“Ever since I figured out who I was I’ve been out,” she said. “And I’ve been lucky to be one of those few LGBT artists who haven’t been held back because of it.”
Up in New York City, Harlem-bred Richard “Loco Ninja” Ruperto feels a major change in hip-hop is closer than most think.
“Just based on people I’ve talked to in the industry, the feeling is not if it’s going to happen, it’s when and who,” said Ninja who’s been slowly climbing the hip-hop ladder himself for several years. He released his third mixtape, “So Close But So Far,” also in July. His original claim to fame comes from an appearance on The Tyra Banks Show during its heyday in 2008, which led to several MTV reality show appearances and a featured spot in the PBS doc “Out In America.”
“I’m proud of [Frank Ocean],” said Ninja, winner of Best Mixtape (Flame On) and Best Video (“I’m in Love” ft Lumidee and Carmen Barretta) at the 2011 Out Hip Hop Awards. “People felt it was a publicity stunt, but truthfully everything today is a publicity stunt, but I don’t care.
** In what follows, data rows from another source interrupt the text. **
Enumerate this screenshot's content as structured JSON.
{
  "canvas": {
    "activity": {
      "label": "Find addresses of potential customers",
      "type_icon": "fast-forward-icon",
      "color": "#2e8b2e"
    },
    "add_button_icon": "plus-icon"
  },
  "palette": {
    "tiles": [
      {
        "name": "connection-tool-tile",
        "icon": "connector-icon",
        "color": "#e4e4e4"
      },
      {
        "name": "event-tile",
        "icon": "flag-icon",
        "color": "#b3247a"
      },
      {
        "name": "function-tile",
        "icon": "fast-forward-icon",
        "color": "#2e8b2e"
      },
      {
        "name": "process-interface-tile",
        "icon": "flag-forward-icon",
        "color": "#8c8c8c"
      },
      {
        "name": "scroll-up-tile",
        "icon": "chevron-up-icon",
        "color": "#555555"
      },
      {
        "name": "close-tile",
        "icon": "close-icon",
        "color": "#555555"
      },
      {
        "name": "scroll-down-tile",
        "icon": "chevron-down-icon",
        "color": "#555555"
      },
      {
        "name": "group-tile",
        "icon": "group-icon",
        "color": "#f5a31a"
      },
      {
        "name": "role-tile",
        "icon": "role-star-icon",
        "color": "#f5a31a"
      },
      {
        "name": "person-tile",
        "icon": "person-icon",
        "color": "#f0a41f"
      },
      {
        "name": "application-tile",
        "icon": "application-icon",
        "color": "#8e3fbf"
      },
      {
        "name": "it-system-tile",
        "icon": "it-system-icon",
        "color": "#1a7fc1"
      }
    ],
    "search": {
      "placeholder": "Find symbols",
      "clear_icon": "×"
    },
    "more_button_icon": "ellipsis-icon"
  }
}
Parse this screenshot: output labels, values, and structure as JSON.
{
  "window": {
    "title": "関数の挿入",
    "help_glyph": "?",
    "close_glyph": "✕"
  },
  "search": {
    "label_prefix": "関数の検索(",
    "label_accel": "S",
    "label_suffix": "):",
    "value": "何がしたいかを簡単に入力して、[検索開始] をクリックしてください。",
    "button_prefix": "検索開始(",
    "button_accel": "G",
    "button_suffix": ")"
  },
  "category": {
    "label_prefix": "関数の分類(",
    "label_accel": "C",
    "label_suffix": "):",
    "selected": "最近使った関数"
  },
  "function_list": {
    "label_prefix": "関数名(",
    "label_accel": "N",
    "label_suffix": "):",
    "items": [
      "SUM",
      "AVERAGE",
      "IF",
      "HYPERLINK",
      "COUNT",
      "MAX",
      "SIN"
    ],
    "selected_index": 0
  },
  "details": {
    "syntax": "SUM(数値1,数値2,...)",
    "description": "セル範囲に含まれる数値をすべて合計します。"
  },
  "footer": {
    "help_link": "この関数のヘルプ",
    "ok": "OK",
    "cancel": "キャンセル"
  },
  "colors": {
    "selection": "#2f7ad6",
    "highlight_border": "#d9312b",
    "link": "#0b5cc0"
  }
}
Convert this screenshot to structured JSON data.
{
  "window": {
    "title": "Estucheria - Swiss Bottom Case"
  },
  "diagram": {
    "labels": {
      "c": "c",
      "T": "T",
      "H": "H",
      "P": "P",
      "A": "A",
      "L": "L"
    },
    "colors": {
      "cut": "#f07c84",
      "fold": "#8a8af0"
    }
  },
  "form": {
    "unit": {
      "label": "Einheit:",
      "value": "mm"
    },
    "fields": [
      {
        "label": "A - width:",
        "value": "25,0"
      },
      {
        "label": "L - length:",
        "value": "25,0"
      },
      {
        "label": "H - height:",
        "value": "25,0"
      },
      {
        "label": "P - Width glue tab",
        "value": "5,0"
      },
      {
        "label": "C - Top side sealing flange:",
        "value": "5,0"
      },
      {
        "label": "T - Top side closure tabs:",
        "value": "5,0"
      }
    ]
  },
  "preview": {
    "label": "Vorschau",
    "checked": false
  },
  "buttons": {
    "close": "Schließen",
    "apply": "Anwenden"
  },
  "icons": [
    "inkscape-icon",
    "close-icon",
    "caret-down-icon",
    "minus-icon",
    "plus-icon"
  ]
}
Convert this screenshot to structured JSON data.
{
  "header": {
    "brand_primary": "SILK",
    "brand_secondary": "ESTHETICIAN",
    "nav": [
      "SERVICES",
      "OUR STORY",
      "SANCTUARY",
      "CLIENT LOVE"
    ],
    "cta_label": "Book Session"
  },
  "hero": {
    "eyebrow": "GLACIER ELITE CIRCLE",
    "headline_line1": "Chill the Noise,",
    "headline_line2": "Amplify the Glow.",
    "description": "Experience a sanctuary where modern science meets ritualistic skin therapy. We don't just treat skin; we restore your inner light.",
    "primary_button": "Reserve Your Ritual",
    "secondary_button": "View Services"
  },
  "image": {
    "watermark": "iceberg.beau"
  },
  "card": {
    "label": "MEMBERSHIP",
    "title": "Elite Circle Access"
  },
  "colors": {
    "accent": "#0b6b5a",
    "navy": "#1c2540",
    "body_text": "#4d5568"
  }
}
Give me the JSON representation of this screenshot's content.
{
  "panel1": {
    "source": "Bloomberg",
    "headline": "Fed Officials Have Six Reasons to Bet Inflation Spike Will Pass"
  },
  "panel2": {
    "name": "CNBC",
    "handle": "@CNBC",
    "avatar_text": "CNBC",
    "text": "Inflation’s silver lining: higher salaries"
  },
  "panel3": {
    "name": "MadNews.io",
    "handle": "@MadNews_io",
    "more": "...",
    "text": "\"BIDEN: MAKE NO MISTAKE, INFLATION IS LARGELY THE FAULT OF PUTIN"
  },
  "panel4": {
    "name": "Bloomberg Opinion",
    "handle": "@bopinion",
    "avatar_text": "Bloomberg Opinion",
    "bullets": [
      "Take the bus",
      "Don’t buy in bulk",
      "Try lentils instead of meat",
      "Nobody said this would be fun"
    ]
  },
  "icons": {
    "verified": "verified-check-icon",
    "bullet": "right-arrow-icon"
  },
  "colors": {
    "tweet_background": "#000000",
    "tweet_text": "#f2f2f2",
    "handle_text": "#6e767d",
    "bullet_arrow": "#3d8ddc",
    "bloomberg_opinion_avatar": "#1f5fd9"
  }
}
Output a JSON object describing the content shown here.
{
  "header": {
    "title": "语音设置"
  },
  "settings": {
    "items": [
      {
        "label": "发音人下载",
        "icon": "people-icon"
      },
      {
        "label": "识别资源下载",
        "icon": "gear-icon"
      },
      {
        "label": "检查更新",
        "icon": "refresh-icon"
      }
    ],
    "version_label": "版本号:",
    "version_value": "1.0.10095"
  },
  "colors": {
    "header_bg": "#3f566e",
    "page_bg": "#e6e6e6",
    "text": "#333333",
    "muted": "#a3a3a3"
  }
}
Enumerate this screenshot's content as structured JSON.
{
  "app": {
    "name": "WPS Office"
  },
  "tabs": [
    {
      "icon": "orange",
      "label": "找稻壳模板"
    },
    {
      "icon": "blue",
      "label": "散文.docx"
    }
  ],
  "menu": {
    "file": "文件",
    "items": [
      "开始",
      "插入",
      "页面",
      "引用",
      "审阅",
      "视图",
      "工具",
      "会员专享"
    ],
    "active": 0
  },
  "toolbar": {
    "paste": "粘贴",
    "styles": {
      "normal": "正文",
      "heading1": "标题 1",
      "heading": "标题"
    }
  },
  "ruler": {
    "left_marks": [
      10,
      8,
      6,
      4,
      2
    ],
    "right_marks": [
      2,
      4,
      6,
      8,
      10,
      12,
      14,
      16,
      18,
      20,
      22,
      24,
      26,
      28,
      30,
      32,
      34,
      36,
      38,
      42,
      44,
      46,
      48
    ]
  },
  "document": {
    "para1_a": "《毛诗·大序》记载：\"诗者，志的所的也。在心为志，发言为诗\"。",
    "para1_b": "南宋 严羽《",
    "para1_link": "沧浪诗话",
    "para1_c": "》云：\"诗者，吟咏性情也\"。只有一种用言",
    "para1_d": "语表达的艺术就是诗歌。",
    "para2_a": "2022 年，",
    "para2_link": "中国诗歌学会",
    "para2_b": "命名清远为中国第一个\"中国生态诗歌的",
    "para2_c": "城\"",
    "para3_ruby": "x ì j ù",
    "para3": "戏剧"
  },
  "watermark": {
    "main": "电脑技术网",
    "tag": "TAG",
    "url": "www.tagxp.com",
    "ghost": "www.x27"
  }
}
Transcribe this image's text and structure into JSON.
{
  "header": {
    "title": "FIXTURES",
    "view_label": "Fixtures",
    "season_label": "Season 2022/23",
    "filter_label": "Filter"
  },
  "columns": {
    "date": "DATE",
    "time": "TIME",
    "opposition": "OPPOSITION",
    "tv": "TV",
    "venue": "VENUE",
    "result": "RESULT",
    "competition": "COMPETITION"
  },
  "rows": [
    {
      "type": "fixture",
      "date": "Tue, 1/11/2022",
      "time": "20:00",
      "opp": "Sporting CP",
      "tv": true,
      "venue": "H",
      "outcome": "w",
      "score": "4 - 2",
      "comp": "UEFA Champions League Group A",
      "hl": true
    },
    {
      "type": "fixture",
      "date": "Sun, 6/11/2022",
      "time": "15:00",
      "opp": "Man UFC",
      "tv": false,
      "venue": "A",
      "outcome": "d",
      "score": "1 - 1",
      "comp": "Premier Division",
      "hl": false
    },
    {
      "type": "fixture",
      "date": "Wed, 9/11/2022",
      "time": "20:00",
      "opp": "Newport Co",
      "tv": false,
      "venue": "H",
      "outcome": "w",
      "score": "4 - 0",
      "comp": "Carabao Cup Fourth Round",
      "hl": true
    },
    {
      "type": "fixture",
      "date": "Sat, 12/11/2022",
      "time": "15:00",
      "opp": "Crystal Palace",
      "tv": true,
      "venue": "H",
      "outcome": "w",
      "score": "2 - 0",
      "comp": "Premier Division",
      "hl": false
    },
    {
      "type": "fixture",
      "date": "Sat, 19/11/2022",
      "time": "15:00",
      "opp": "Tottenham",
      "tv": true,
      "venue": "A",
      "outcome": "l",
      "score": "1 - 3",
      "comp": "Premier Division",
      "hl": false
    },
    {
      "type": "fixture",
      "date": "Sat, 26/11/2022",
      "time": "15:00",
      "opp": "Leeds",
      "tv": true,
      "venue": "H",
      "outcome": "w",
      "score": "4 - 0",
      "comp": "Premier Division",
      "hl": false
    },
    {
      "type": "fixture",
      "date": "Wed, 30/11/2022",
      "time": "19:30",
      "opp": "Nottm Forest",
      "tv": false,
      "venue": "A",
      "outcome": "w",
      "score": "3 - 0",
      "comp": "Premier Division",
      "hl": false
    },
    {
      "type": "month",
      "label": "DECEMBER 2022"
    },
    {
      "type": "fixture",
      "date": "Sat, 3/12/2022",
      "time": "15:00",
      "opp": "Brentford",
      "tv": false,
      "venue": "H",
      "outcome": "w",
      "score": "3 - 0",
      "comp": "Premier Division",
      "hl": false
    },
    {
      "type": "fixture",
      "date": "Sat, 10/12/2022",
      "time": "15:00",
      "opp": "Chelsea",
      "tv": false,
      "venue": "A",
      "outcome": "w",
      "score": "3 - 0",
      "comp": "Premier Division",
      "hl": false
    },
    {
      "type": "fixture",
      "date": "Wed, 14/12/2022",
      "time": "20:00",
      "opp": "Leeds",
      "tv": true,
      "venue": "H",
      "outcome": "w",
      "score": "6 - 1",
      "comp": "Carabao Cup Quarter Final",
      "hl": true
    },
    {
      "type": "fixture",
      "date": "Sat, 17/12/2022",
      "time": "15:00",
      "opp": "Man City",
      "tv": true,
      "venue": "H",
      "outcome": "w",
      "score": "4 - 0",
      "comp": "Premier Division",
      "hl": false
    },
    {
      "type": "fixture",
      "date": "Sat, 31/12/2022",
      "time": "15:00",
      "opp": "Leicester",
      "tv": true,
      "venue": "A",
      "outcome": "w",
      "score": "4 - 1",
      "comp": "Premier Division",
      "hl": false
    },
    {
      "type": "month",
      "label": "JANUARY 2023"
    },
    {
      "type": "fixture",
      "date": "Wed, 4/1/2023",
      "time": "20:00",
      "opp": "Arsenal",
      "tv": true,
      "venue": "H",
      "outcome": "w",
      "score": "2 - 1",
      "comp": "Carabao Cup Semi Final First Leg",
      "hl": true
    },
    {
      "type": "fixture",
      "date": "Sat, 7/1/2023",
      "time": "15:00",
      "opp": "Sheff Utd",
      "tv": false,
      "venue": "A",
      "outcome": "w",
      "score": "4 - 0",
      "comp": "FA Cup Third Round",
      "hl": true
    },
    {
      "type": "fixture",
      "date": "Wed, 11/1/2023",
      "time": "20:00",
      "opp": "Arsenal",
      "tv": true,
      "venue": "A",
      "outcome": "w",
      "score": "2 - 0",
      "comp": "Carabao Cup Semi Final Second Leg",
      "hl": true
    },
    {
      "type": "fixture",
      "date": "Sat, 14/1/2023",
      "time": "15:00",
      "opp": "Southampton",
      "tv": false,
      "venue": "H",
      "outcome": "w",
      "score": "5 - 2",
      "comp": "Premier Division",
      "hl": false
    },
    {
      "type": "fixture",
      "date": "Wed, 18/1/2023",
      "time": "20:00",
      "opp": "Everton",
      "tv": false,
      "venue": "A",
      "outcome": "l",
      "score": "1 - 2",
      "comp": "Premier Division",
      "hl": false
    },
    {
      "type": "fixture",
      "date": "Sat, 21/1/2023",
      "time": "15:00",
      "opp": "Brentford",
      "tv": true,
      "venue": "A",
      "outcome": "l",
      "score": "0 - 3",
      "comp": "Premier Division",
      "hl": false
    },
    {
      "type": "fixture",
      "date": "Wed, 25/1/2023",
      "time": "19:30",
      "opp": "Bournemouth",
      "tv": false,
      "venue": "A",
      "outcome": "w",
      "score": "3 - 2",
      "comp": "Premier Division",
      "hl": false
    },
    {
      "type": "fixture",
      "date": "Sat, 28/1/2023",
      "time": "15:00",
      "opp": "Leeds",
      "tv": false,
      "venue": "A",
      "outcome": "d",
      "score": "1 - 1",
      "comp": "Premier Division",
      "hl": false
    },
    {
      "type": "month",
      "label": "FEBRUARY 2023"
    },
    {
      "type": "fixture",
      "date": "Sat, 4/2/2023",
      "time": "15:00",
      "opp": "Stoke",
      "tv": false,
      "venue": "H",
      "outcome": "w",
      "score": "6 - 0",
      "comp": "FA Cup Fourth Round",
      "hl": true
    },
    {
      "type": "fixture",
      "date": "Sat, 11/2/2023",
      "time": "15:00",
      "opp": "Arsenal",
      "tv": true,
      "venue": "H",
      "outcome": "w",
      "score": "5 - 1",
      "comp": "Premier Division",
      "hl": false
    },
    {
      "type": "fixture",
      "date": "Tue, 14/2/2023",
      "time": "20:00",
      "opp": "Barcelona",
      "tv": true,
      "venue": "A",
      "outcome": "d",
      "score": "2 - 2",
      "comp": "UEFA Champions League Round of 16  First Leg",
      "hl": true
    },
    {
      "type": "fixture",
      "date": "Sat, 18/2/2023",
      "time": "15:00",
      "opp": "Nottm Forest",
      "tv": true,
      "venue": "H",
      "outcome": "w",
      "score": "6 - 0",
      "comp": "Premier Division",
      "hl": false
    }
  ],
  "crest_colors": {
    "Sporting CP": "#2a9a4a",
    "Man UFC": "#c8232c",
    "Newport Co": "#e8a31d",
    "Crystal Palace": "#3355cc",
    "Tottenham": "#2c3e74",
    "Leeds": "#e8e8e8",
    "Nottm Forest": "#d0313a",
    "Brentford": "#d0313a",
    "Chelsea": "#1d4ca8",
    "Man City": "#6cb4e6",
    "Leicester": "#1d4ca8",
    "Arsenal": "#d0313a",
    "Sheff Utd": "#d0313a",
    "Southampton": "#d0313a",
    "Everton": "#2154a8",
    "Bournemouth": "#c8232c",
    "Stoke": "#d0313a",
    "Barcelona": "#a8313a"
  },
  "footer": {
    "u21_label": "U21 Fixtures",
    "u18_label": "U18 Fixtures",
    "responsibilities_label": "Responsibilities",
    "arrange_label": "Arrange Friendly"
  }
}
With him being young and black, it was something different. He’s made history for our community.”
Ninja, who’s worked with top charting singer Lumidee and Lisa D’Amato (America’s Next Top Model) with plans to put out a project soon helmed by Somaya Reece (Love & Hip Hop), thinks a mainstream gay rapper could happen in our lifetime, but it’s about the buy-in from the major labels, which definitely aren’t on board.
“I think it’s always going to be an issue until myself or someone is signed to a major label,” he said “It’s still an issue in every scenario, even when I want to buy studio time somewhere just to record, I’ve been turned down because I’m gay. They think recording an openly gay artist is a waste of time.”
Terrence “TTGotIt” Wilson from the Chicago rap duo Freak Boiz agrees. “I don’t think the world is ever going to be ‘ready’ per se, we’re going to have to make them ready. “[Ocean] was a big deal for fans, but not for the industry. He was already out in the industry. Now it’s time for executives to start recognizing that gay artists do exist in the public eye.”
The Freaky Boiz exploded onto the scene just last year, after several viral YouTube videos garnered them national attention; rife with comparisons to Nicki Minaj. Now, after a summer for touring Pride festivals across the country, they’ve released their first original song and music video with “Bounce.”
Pierre “P-Weezy” Phipps, Freaky Boiz’s other half, thinks their modern sound could put them over the top. “A big executive needs to give people like us a chance. Once that happens nothing will stop us.”
“Hip-hop is a masculine sport and a lot of people say we’re going to ‘soften the game,’ but with all the support we’re getting from big names like Jay-Z and Russell Simmons, it’s just a matter of time,” Ninja said. “I think Lil Wayne could even be the first to bring on a gay artist. He brought on Nicki Minaj and I know he sees that LGBT people are buying her albums.”
Go online to find out more about the artists featured in this article. Yung Snazz: YungSnazz.bandcamp.com, Freaky Boiz: Facebook.com/FreakyBoiz and Loco Ninja: TheLocoWorld.com
~from Outlook Columbus